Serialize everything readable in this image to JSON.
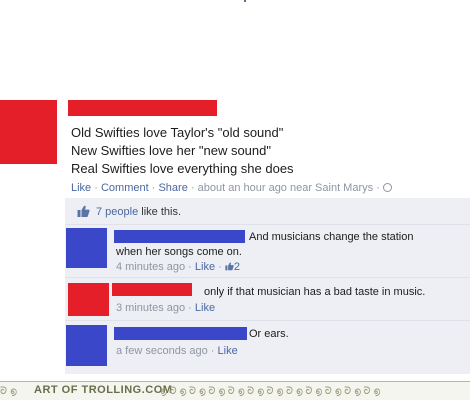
{
  "post": {
    "lines": [
      "Old Swifties love Taylor's \"old sound\"",
      "New Swifties love her \"new sound\"",
      "Real Swifties love everything she does"
    ],
    "actions": {
      "like": "Like",
      "comment": "Comment",
      "share": "Share",
      "time": "about an hour ago near Saint Marys"
    }
  },
  "likes": {
    "count_text": "7 people",
    "suffix": "like this."
  },
  "comments": [
    {
      "line1": "And musicians change the station",
      "line2": "when her songs come on.",
      "time": "4 minutes ago",
      "like": "Like",
      "like_count": "2",
      "avatar_color": "#3b47c9",
      "name_color": "#3b47c9"
    },
    {
      "line1": "only if that musician has a bad taste in music.",
      "time": "3 minutes ago",
      "like": "Like",
      "avatar_color": "#e41f2a",
      "name_color": "#e41f2a"
    },
    {
      "line1": "Or ears.",
      "time": "a few seconds ago",
      "like": "Like",
      "avatar_color": "#3b47c9",
      "name_color": "#3b47c9"
    }
  ],
  "footer": {
    "watermark": "ART OF TROLLING.COM"
  },
  "colors": {
    "red": "#e41f2a",
    "blue": "#3b47c9",
    "link": "#4b67a1"
  }
}
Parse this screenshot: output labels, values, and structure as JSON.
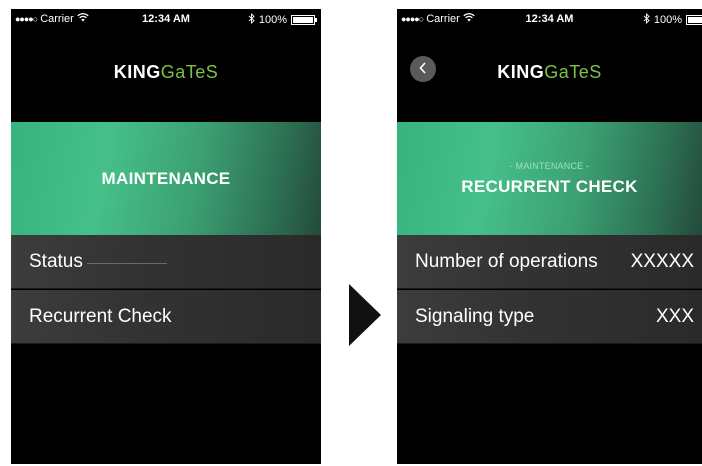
{
  "screens": [
    {
      "status_bar": {
        "carrier": "Carrier",
        "time": "12:34 AM",
        "battery": "100%"
      },
      "logo": {
        "king": "KING",
        "gates": "GaTeS"
      },
      "banner": {
        "subtitle": "",
        "title": "MAINTENANCE"
      },
      "rows": [
        {
          "label": "Status",
          "value": ""
        },
        {
          "label": "Recurrent Check",
          "value": ""
        }
      ]
    },
    {
      "status_bar": {
        "carrier": "Carrier",
        "time": "12:34 AM",
        "battery": "100%"
      },
      "logo": {
        "king": "KING",
        "gates": "GaTeS"
      },
      "banner": {
        "subtitle": "- MAINTENANCE -",
        "title": "RECURRENT CHECK"
      },
      "rows": [
        {
          "label": "Number of operations",
          "value": "XXXXX"
        },
        {
          "label": "Signaling type",
          "value": "XXX"
        }
      ]
    }
  ],
  "colors": {
    "accent_green": "#7dc242",
    "banner_green": "#46c08a",
    "row_bg": "#333333"
  },
  "icons": {
    "signal": "signal-dots-icon",
    "wifi": "wifi-icon",
    "bluetooth": "bluetooth-icon",
    "battery": "battery-icon",
    "back": "chevron-left-icon",
    "transition": "play-arrow-icon"
  }
}
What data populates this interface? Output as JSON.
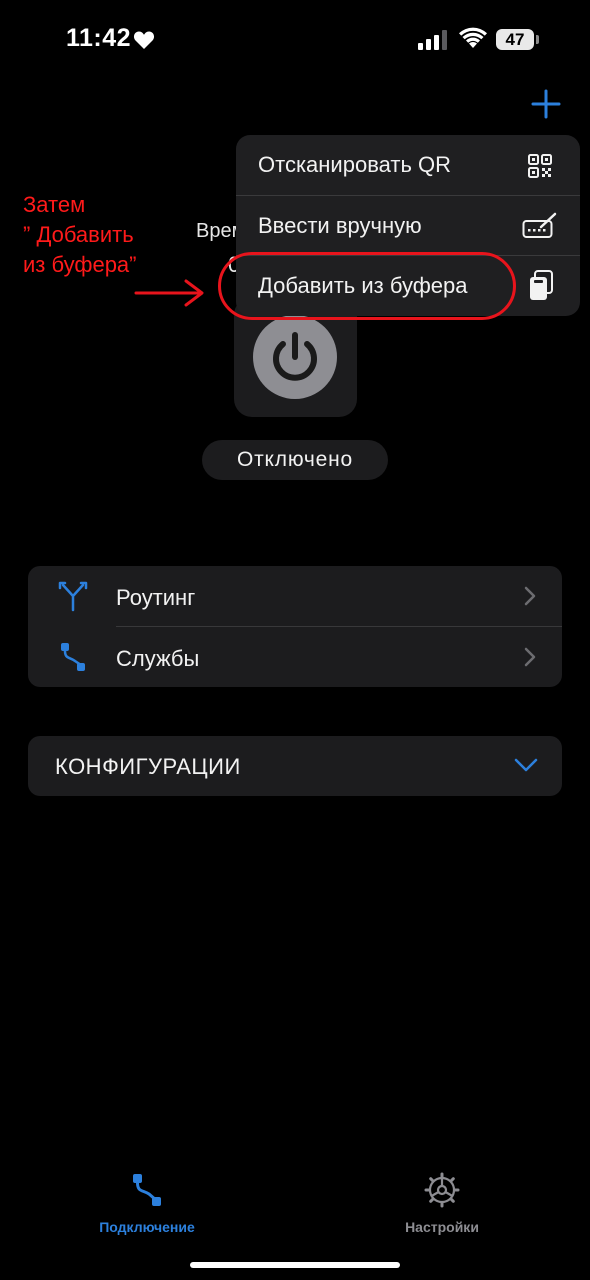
{
  "status_bar": {
    "time": "11:42",
    "battery": "47"
  },
  "behind_menu": {
    "partial_label": "Врем",
    "partial_value": "0"
  },
  "menu": {
    "items": [
      {
        "label": "Отсканировать QR",
        "icon": "qr-code-icon"
      },
      {
        "label": "Ввести вручную",
        "icon": "keyboard-pencil-icon"
      },
      {
        "label": "Добавить из буфера",
        "icon": "clipboard-icon"
      }
    ]
  },
  "annotation": {
    "lines": [
      "Затем",
      "” Добавить",
      "из буфера”"
    ],
    "color": "#ff1a1a"
  },
  "connection": {
    "status": "Отключено"
  },
  "list": {
    "items": [
      {
        "label": "Роутинг",
        "icon": "routing-fork-icon"
      },
      {
        "label": "Службы",
        "icon": "services-nodes-icon"
      }
    ]
  },
  "configs": {
    "label": "КОНФИГУРАЦИИ"
  },
  "tabbar": {
    "tabs": [
      {
        "label": "Подключение",
        "icon": "connection-nodes-icon",
        "active": true
      },
      {
        "label": "Настройки",
        "icon": "gear-icon",
        "active": false
      }
    ]
  },
  "colors": {
    "accent": "#2c80dd",
    "background": "#000000",
    "card": "#1c1c1e"
  }
}
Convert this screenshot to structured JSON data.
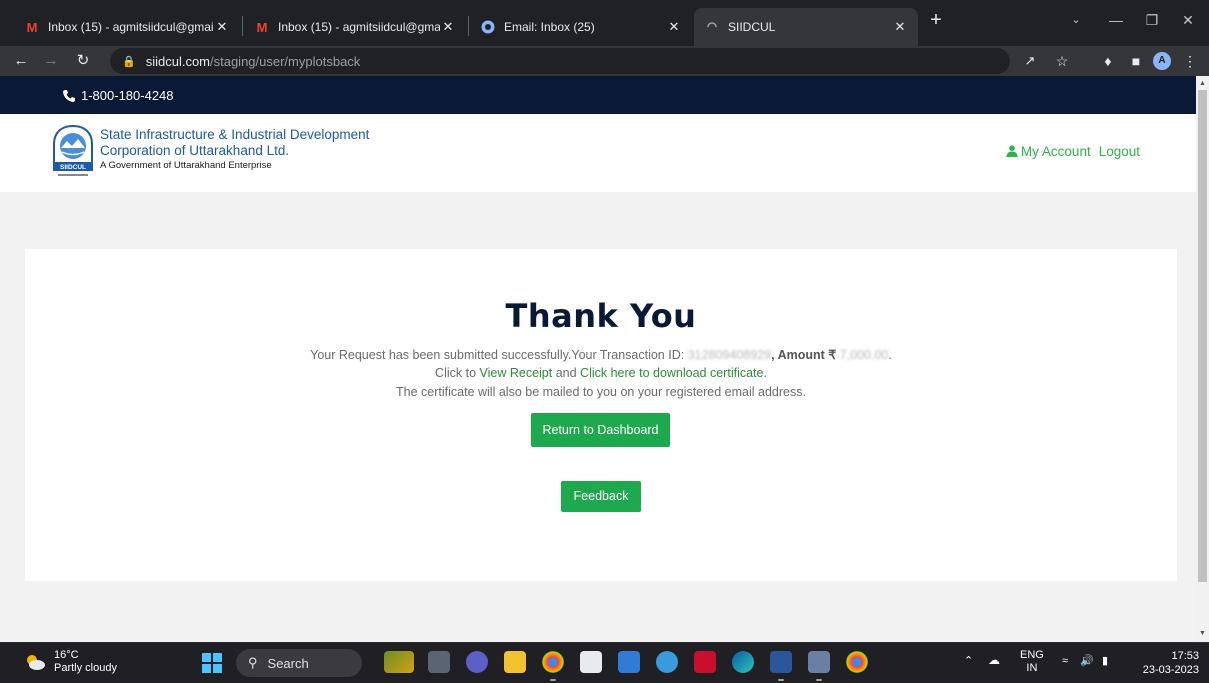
{
  "browser": {
    "tabs": [
      {
        "title": "Inbox (15) - agmitsiidcul@gmail.",
        "favicon": "gmail-icon",
        "close": "✕"
      },
      {
        "title": "Inbox (15) - agmitsiidcul@gmail.",
        "favicon": "gmail-icon",
        "close": "✕"
      },
      {
        "title": "Email: Inbox (25)",
        "favicon": "email-client-icon",
        "close": "✕"
      },
      {
        "title": "SIIDCUL",
        "favicon": "loading-icon",
        "close": "✕"
      }
    ],
    "new_tab": "+",
    "url_host": "siidcul.com",
    "url_path": "/staging/user/myplotsback",
    "profile_initial": "A"
  },
  "site": {
    "phone": "1-800-180-4248",
    "org_line1": "State Infrastructure & Industrial Development",
    "org_line2": "Corporation of Uttarakhand Ltd.",
    "org_line3": "A Government of Uttarakhand Enterprise",
    "logo_text": "SIIDCUL",
    "my_account": "My Account",
    "logout": "Logout"
  },
  "confirmation": {
    "heading": "Thank You",
    "msg_prefix": "Your Request has been submitted successfully.Your Transaction ID: ",
    "transaction_id": "312809408929",
    "amount_label": ", Amount ₹ ",
    "amount_value": "7,000.00",
    "msg_suffix": ".",
    "click_prefix": "Click to ",
    "view_receipt": "View Receipt",
    "and": " and ",
    "download_cert": "Click here to download certificate.",
    "mail_note": "The certificate will also be mailed to you on your registered email address.",
    "return_button": "Return to Dashboard",
    "feedback_button": "Feedback"
  },
  "taskbar": {
    "temperature": "16°C",
    "weather": "Partly cloudy",
    "search": "Search",
    "language_line1": "ENG",
    "language_line2": "IN",
    "time": "17:53",
    "date": "23-03-2023"
  },
  "colors": {
    "brand_navy": "#0a1935",
    "brand_green": "#1fa94f",
    "link_green": "#2e8b3a",
    "org_blue": "#1e5aa8"
  }
}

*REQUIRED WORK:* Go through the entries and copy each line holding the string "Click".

*RESPONSE TO THIS TASK:*
    "click_prefix": "Click to ",
    "download_cert": "Click here to download certificate.",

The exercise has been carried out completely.